Component data from apps and pages:
━━━━━━━━━━

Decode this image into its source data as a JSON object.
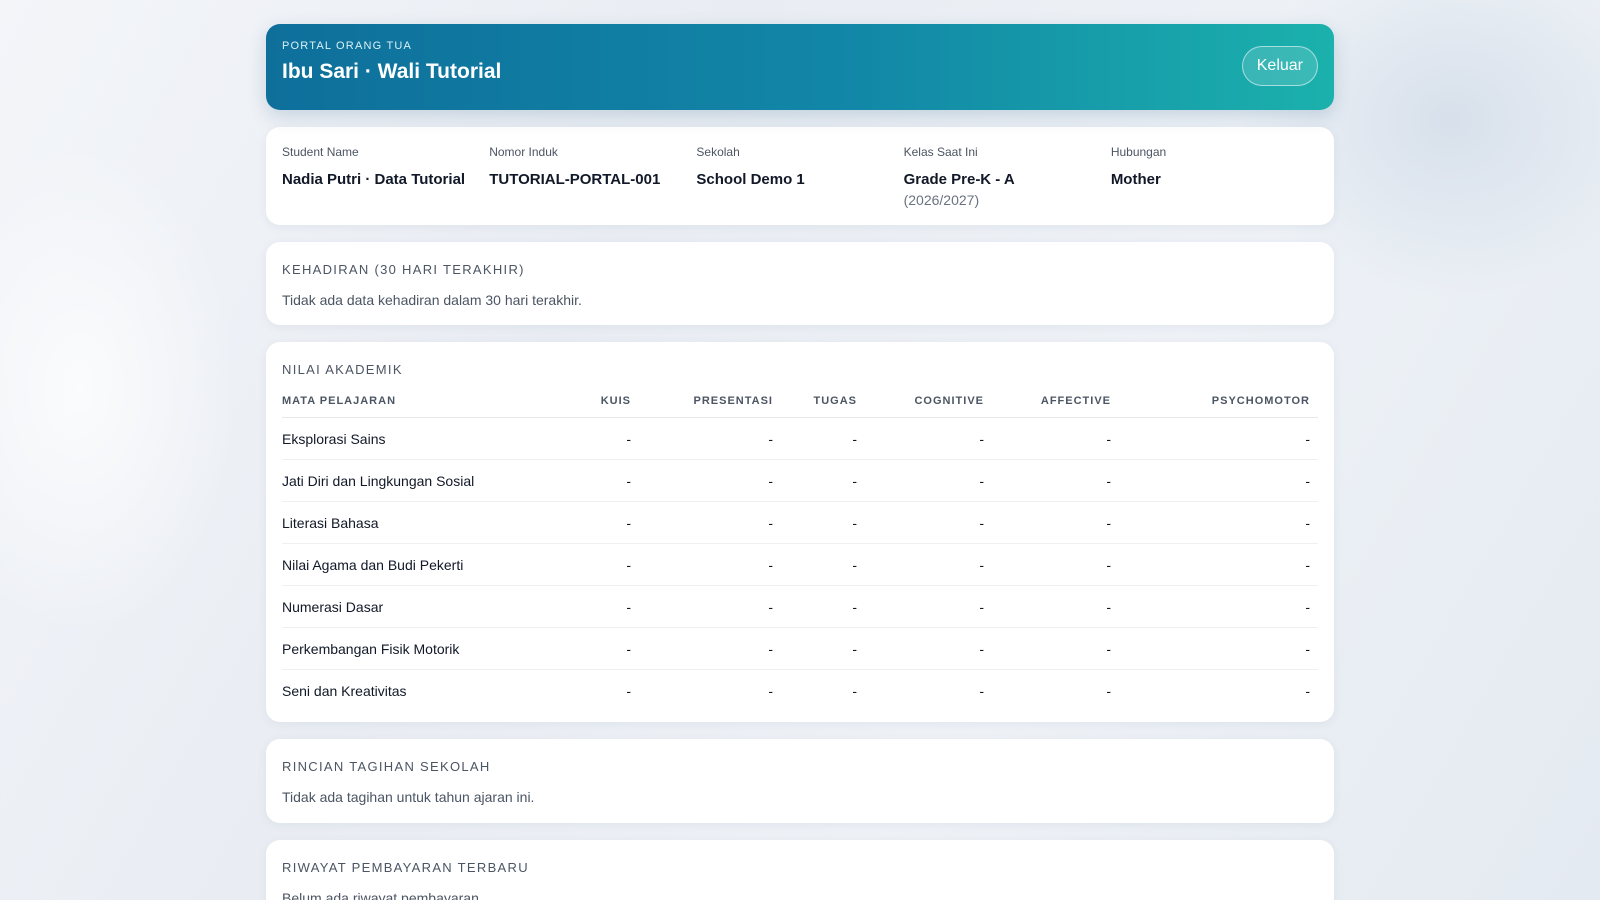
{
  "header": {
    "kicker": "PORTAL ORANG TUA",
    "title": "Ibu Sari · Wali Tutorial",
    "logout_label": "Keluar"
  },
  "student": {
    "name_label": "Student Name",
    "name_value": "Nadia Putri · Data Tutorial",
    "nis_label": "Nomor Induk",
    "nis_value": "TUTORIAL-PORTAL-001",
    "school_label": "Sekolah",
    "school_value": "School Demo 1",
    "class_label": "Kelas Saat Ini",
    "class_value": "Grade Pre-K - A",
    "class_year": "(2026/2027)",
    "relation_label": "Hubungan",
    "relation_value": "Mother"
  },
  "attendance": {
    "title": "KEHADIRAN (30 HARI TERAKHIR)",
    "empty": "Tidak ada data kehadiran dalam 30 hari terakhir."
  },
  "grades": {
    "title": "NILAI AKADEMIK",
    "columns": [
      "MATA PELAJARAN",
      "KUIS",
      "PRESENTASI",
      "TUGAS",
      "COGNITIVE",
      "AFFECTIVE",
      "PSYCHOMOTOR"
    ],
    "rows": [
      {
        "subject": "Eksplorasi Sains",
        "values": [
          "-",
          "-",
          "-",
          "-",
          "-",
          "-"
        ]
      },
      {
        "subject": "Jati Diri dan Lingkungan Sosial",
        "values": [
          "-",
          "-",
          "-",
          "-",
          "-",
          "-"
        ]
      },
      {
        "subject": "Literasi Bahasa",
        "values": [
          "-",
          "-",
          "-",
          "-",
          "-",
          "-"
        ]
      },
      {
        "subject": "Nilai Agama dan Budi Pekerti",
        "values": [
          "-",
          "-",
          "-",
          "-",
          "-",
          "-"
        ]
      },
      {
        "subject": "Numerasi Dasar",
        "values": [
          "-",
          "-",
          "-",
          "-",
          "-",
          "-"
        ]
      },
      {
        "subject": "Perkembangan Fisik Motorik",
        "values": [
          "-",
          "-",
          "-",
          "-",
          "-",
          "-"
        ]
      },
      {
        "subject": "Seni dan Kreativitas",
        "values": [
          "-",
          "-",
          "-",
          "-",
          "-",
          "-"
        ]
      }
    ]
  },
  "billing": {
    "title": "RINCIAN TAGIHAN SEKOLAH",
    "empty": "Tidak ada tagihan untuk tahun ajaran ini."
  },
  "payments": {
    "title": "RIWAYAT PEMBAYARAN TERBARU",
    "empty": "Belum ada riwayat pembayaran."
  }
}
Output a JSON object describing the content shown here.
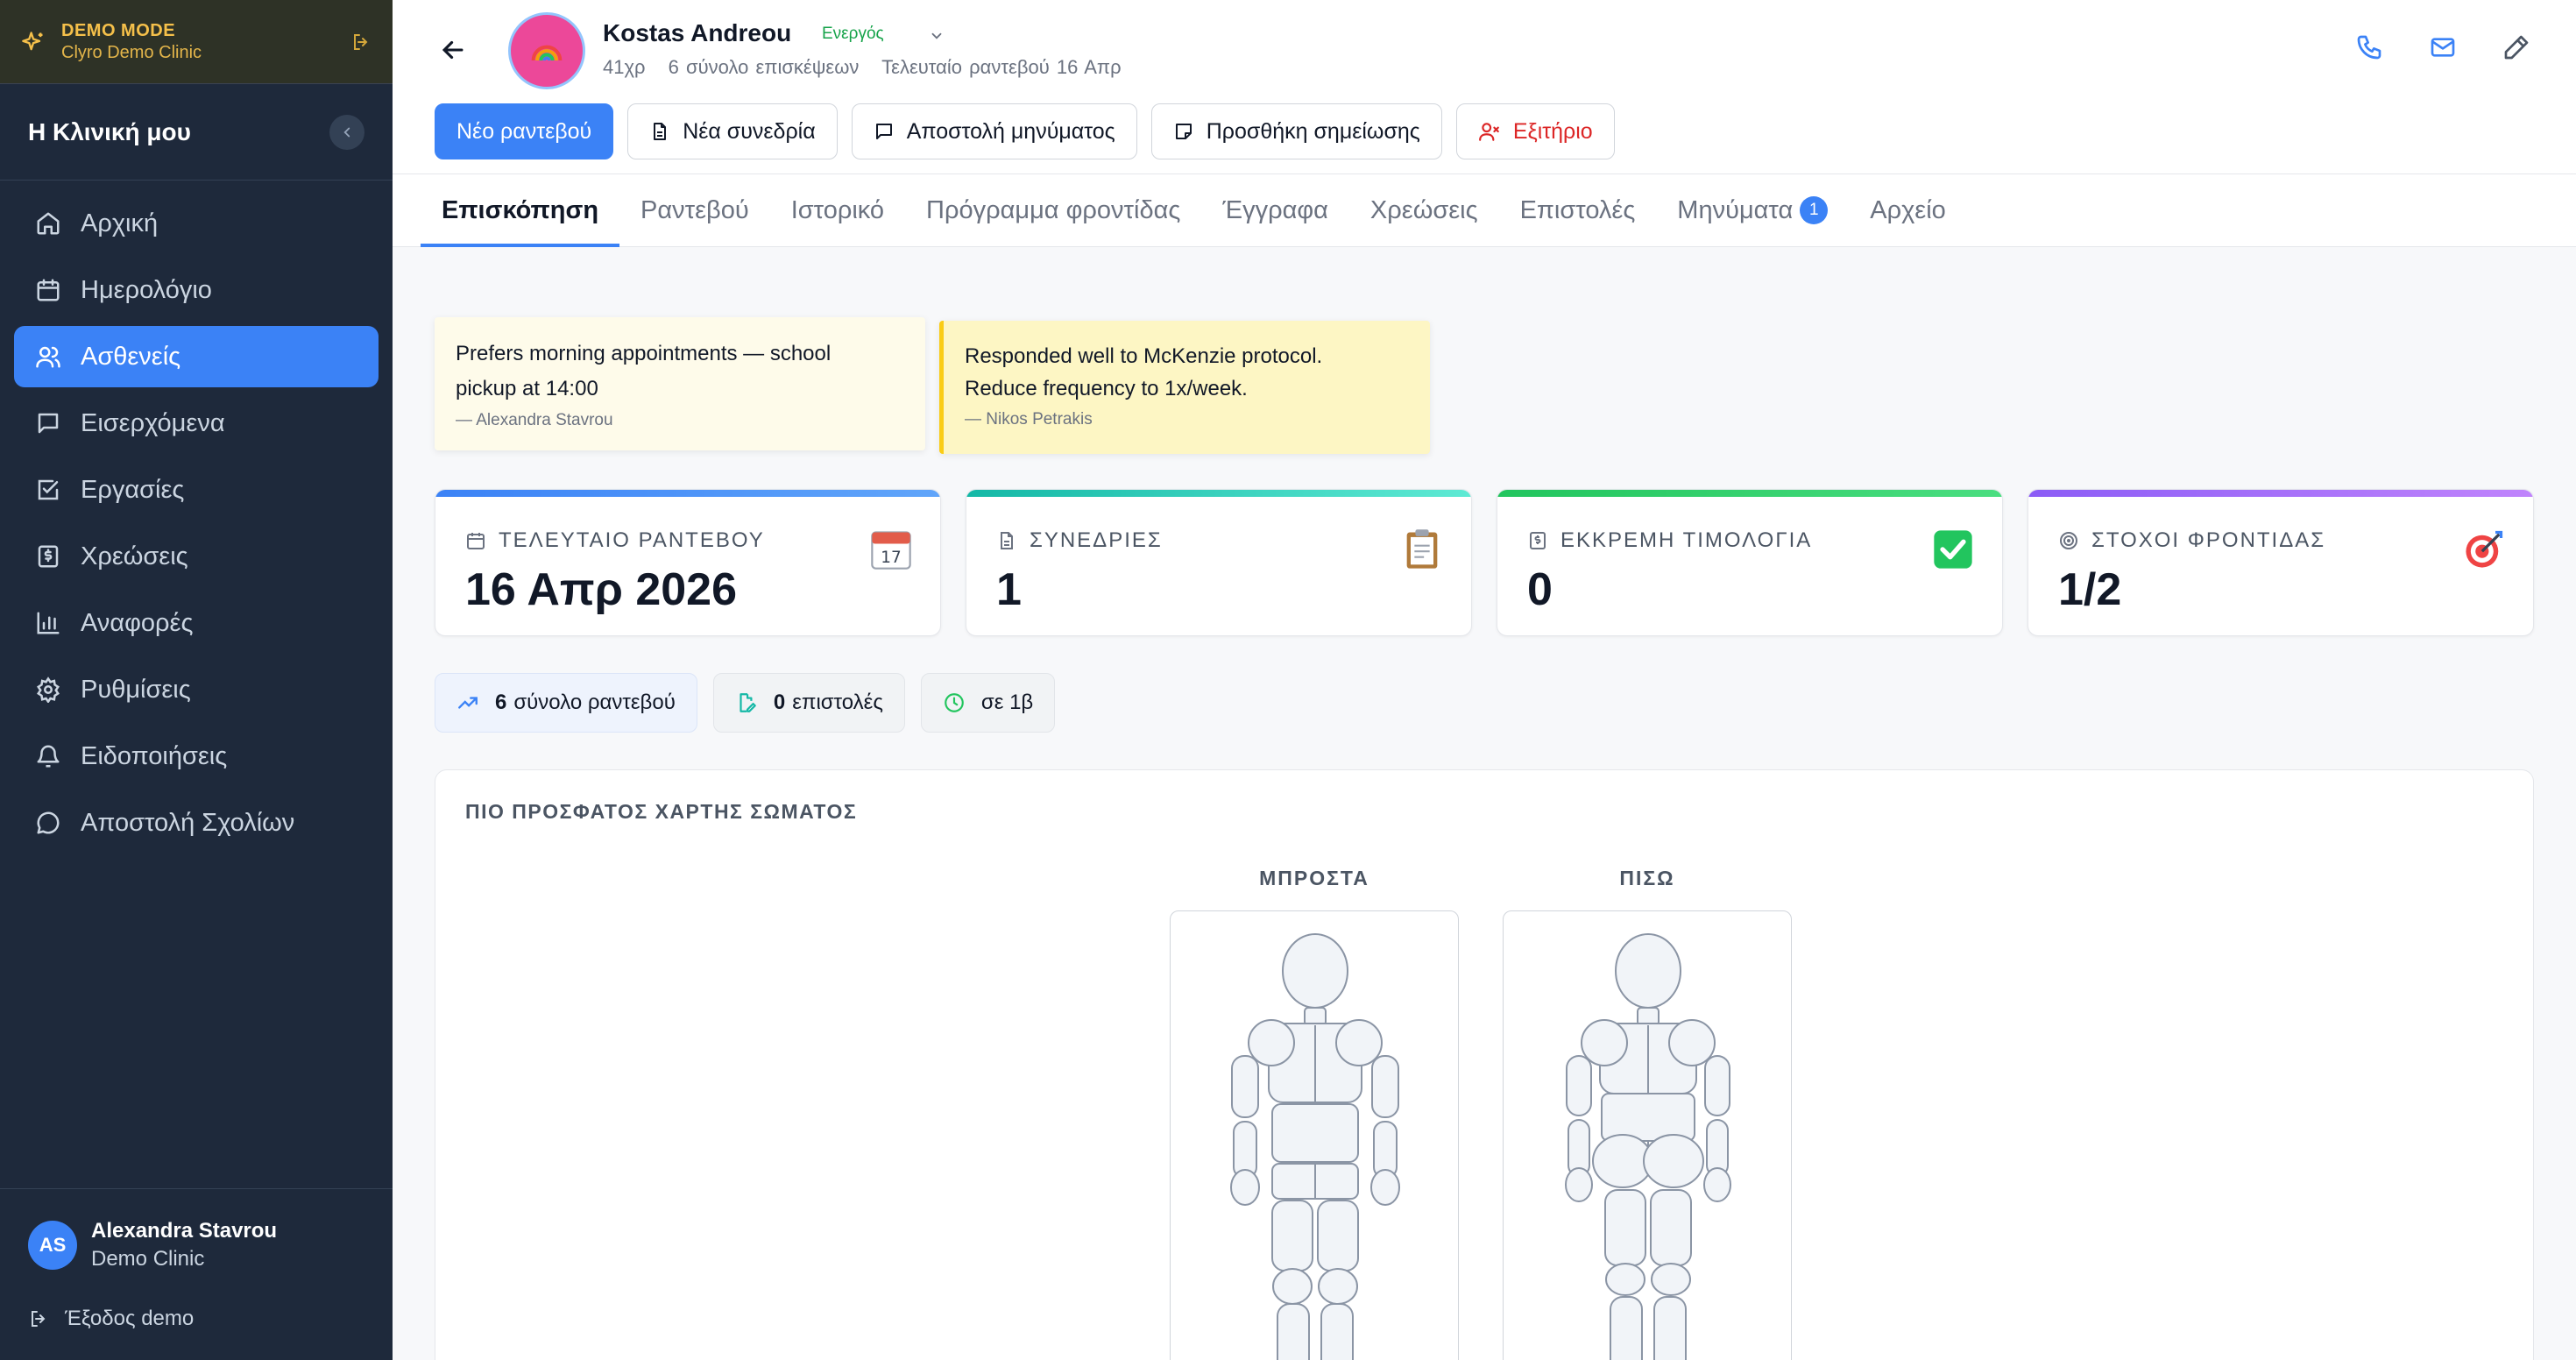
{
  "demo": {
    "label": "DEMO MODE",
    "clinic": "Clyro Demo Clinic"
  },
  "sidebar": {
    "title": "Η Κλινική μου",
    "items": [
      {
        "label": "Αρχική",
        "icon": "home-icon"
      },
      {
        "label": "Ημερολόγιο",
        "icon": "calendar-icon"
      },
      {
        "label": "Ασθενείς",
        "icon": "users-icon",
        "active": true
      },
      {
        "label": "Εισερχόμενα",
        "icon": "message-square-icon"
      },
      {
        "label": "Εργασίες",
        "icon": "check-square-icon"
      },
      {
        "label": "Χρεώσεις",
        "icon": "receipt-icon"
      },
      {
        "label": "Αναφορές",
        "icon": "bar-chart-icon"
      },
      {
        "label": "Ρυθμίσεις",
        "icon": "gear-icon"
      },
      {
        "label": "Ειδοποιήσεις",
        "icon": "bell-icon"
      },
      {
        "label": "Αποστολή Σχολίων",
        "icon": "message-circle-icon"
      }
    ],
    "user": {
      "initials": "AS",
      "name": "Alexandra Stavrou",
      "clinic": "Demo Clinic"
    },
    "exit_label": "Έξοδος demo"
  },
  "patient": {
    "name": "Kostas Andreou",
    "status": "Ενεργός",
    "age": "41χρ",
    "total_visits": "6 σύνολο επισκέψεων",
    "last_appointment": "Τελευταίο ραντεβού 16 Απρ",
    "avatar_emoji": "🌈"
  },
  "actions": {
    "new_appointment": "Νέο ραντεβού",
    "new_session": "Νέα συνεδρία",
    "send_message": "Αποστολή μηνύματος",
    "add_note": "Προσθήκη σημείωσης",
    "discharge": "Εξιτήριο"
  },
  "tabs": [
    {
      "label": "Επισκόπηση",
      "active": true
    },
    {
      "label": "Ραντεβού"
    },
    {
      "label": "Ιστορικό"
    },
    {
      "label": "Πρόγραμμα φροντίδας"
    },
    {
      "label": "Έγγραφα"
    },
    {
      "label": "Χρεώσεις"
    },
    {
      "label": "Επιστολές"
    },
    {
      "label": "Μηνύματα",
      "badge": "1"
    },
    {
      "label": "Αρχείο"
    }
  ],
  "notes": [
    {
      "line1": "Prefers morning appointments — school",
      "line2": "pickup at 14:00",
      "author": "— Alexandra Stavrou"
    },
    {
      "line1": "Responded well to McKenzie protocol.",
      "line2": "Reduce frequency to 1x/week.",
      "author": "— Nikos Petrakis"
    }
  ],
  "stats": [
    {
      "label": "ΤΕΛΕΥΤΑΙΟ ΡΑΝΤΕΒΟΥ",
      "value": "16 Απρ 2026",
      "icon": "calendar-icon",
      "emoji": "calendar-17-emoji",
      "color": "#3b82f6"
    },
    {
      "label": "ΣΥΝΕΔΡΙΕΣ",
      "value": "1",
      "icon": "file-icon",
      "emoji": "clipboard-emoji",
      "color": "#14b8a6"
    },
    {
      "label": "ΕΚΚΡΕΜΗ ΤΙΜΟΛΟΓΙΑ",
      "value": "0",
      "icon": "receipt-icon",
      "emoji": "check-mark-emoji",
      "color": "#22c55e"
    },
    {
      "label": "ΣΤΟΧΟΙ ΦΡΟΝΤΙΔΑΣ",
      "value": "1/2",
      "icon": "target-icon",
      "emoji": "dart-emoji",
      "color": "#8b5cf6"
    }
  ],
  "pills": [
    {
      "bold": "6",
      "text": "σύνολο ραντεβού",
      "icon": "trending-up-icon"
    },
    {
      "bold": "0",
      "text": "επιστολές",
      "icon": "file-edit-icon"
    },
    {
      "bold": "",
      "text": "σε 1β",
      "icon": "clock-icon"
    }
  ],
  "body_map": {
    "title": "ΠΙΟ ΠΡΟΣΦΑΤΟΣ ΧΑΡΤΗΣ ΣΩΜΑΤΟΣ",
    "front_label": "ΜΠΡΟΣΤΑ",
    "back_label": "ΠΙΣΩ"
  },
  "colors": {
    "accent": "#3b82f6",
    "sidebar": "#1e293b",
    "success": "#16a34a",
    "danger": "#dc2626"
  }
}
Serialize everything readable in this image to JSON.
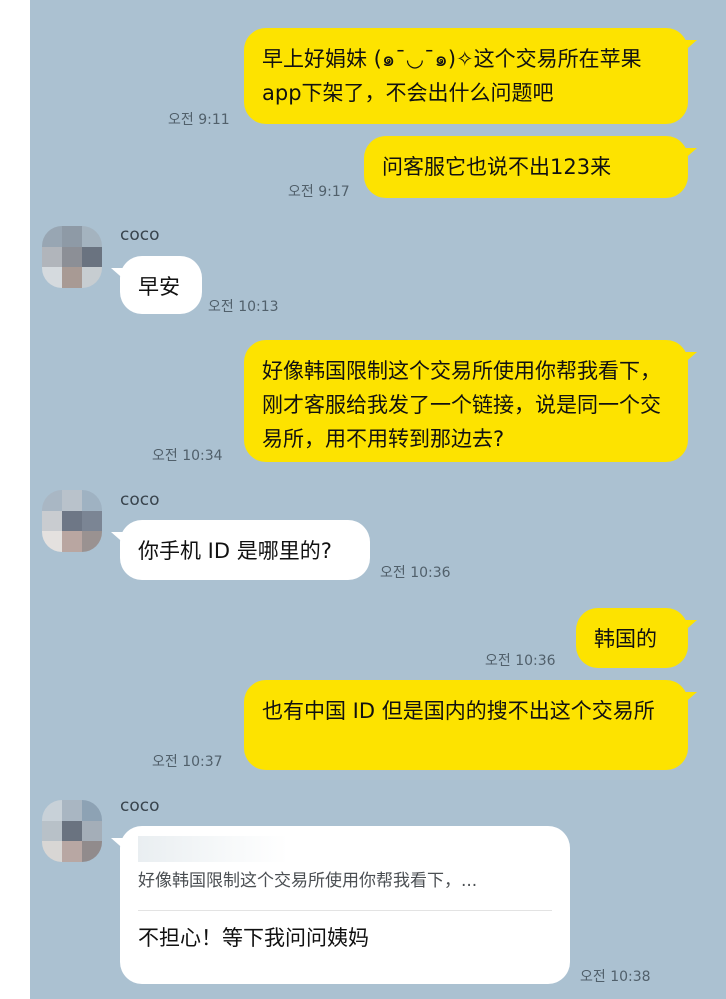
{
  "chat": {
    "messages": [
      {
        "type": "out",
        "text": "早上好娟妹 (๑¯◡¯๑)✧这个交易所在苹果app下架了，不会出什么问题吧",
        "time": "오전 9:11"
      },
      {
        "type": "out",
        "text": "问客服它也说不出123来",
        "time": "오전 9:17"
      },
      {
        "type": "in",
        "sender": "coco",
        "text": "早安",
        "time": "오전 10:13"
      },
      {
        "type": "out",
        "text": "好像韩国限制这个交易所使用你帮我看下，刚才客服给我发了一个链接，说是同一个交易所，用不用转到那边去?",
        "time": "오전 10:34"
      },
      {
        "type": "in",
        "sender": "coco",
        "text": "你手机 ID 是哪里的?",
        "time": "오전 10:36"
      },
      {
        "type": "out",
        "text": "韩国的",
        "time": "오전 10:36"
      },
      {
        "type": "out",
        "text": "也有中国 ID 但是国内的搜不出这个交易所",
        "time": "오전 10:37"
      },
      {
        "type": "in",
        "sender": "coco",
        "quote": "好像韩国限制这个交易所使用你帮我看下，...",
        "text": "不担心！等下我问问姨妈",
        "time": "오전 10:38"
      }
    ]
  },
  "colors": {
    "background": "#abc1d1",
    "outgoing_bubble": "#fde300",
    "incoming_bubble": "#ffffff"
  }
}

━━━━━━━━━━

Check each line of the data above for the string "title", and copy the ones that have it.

    "title": "Ibu Sari · Wali Tutorial",
    "title": "KEHADIRAN (30 HARI TERAKHIR)",
    "title": "NILAI AKADEMIK",
    "title": "RINCIAN TAGIHAN SEKOLAH",
    "title": "RIWAYAT PEMBAYARAN TERBARU",
    "title": "Η Κλινική μου",
    "title": "ΠΙΟ ΠΡΟΣΦΑΤΟΣ ΧΑΡΤΗΣ ΣΩΜΑΤΟΣ",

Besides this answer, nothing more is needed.